— Your task —
Reproduce the full set of records verbatim.

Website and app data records
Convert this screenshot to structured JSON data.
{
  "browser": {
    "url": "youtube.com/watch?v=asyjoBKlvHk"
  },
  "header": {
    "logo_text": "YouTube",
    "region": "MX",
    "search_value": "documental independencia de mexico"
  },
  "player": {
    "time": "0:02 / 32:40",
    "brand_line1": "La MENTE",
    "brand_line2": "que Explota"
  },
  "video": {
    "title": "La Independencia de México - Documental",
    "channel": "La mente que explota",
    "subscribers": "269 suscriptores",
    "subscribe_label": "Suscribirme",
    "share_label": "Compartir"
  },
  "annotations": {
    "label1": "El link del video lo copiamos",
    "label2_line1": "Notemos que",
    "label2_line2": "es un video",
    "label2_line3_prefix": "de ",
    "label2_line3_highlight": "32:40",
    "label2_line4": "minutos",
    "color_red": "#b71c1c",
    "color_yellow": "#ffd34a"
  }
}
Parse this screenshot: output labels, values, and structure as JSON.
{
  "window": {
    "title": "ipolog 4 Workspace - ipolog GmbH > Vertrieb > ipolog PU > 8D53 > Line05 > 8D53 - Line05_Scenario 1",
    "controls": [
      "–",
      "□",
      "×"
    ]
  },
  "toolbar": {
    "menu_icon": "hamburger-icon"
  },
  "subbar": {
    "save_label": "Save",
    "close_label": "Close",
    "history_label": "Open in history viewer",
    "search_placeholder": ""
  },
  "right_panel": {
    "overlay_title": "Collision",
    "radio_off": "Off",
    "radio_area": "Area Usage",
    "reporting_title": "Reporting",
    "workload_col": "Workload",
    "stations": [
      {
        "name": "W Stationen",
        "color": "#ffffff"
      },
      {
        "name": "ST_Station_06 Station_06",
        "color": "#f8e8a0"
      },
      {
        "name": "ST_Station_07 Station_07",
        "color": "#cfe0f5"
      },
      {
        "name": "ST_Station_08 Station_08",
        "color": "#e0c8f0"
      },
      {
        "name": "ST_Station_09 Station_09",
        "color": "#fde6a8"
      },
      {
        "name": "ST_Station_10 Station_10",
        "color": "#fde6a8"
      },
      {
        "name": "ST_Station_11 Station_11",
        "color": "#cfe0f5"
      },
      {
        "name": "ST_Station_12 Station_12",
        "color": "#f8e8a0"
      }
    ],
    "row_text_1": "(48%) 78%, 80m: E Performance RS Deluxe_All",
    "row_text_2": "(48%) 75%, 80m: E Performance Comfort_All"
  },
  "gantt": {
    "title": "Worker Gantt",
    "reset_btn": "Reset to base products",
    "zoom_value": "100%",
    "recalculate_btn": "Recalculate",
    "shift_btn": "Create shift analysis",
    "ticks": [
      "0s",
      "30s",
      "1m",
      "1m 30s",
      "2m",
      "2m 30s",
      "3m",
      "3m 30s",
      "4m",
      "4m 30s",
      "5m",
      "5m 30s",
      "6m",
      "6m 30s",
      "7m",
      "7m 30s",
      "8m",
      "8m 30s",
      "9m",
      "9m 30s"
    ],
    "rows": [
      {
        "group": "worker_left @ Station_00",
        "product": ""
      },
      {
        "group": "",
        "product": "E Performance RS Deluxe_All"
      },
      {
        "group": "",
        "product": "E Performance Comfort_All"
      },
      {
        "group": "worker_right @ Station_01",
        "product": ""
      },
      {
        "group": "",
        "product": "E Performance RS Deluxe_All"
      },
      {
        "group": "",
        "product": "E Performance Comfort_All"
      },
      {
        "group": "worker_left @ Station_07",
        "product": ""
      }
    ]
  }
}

— Answer to the problem —
Convert this screenshot to structured JSON data.
{
  "browser": {
    "url": "youtube.com/watch?v=asyjoBKlvHk"
  },
  "header": {
    "logo_text": "YouTube",
    "region": "MX",
    "search_value": "documental independencia de mexico"
  },
  "player": {
    "time": "0:02 / 32:40",
    "brand_line1": "La MENTE",
    "brand_line2": "que Explota"
  },
  "video": {
    "title": "La Independencia de México - Documental",
    "channel": "La mente que explota",
    "subscribers": "269 suscriptores",
    "subscribe_label": "Suscribirme",
    "share_label": "Compartir"
  },
  "annotations": {
    "label1": "El link del video lo copiamos",
    "label2_line1": "Notemos que",
    "label2_line2": "es un video",
    "label2_line3_prefix": "de ",
    "label2_line3_highlight": "32:40",
    "label2_line4": "minutos",
    "color_red": "#b71c1c",
    "color_yellow": "#ffd34a"
  }
}
Parse this screenshot: output labels, values, and structure as JSON.
{
  "window": {
    "title": "ipolog 4 Workspace - ipolog GmbH > Vertrieb > ipolog PU > 8D53 > Line05 > 8D53 - Line05_Scenario 1",
    "controls": [
      "–",
      "□",
      "×"
    ]
  },
  "toolbar": {
    "menu_icon": "hamburger-icon"
  },
  "subbar": {
    "save_label": "Save",
    "close_label": "Close",
    "history_label": "Open in history viewer",
    "search_placeholder": ""
  },
  "right_panel": {
    "overlay_title": "Collision",
    "radio_off": "Off",
    "radio_area": "Area Usage",
    "reporting_title": "Reporting",
    "workload_col": "Workload",
    "stations": [
      {
        "name": "W Stationen",
        "color": "#ffffff"
      },
      {
        "name": "ST_Station_06 Station_06",
        "color": "#f8e8a0"
      },
      {
        "name": "ST_Station_07 Station_07",
        "color": "#cfe0f5"
      },
      {
        "name": "ST_Station_08 Station_08",
        "color": "#e0c8f0"
      },
      {
        "name": "ST_Station_09 Station_09",
        "color": "#fde6a8"
      },
      {
        "name": "ST_Station_10 Station_10",
        "color": "#fde6a8"
      },
      {
        "name": "ST_Station_11 Station_11",
        "color": "#cfe0f5"
      },
      {
        "name": "ST_Station_12 Station_12",
        "color": "#f8e8a0"
      }
    ],
    "row_text_1": "(48%) 78%, 80m: E Performance RS Deluxe_All",
    "row_text_2": "(48%) 75%, 80m: E Performance Comfort_All"
  },
  "gantt": {
    "title": "Worker Gantt",
    "reset_btn": "Reset to base products",
    "zoom_value": "100%",
    "recalculate_btn": "Recalculate",
    "shift_btn": "Create shift analysis",
    "ticks": [
      "0s",
      "30s",
      "1m",
      "1m 30s",
      "2m",
      "2m 30s",
      "3m",
      "3m 30s",
      "4m",
      "4m 30s",
      "5m",
      "5m 30s",
      "6m",
      "6m 30s",
      "7m",
      "7m 30s",
      "8m",
      "8m 30s",
      "9m",
      "9m 30s"
    ],
    "rows": [
      {
        "group": "worker_left @ Station_00",
        "product": ""
      },
      {
        "group": "",
        "product": "E Performance RS Deluxe_All"
      },
      {
        "group": "",
        "product": "E Performance Comfort_All"
      },
      {
        "group": "worker_right @ Station_01",
        "product": ""
      },
      {
        "group": "",
        "product": "E Performance RS Deluxe_All"
      },
      {
        "group": "",
        "product": "E Performance Comfort_All"
      },
      {
        "group": "worker_left @ Station_07",
        "product": ""
      }
    ]
  }
}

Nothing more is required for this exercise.